Website and app data records:
· · · · ·
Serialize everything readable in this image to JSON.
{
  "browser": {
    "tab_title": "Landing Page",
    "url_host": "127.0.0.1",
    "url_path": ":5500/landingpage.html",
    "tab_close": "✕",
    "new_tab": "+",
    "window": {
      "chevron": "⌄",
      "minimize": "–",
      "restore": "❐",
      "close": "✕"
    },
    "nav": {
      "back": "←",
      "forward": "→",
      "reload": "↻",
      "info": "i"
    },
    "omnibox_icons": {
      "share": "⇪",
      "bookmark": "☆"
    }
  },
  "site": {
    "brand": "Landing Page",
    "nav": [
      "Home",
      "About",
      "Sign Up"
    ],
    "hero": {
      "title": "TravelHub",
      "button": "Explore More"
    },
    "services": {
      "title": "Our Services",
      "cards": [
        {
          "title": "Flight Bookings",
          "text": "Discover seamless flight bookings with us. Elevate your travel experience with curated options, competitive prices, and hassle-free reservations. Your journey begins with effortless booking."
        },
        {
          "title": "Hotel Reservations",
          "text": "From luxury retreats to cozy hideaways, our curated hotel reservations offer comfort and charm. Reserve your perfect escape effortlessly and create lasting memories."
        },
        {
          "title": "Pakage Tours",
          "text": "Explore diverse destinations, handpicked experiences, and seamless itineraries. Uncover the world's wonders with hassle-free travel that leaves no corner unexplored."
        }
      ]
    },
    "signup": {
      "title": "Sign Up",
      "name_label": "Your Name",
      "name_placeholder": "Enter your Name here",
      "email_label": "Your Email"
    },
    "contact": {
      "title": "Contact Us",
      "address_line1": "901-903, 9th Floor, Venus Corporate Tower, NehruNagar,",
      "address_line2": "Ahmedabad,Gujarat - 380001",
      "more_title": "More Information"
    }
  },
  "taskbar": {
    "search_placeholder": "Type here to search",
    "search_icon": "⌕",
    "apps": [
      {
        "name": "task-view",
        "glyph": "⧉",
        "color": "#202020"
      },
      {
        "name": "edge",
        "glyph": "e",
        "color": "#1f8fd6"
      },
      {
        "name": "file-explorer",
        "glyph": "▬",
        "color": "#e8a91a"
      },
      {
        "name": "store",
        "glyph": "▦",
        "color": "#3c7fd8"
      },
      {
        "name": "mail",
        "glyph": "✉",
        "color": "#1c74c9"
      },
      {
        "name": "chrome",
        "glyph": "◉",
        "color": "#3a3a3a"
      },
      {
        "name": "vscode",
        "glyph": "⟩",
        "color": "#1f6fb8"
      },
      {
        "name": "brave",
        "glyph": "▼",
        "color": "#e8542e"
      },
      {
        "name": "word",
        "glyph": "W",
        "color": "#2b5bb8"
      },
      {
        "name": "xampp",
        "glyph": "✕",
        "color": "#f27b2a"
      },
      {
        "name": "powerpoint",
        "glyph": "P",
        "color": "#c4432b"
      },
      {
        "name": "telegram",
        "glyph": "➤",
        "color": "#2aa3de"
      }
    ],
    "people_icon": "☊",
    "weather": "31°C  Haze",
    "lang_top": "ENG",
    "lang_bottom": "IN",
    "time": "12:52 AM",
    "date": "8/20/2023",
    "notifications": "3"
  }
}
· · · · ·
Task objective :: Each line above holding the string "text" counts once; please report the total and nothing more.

Output of the task :: 3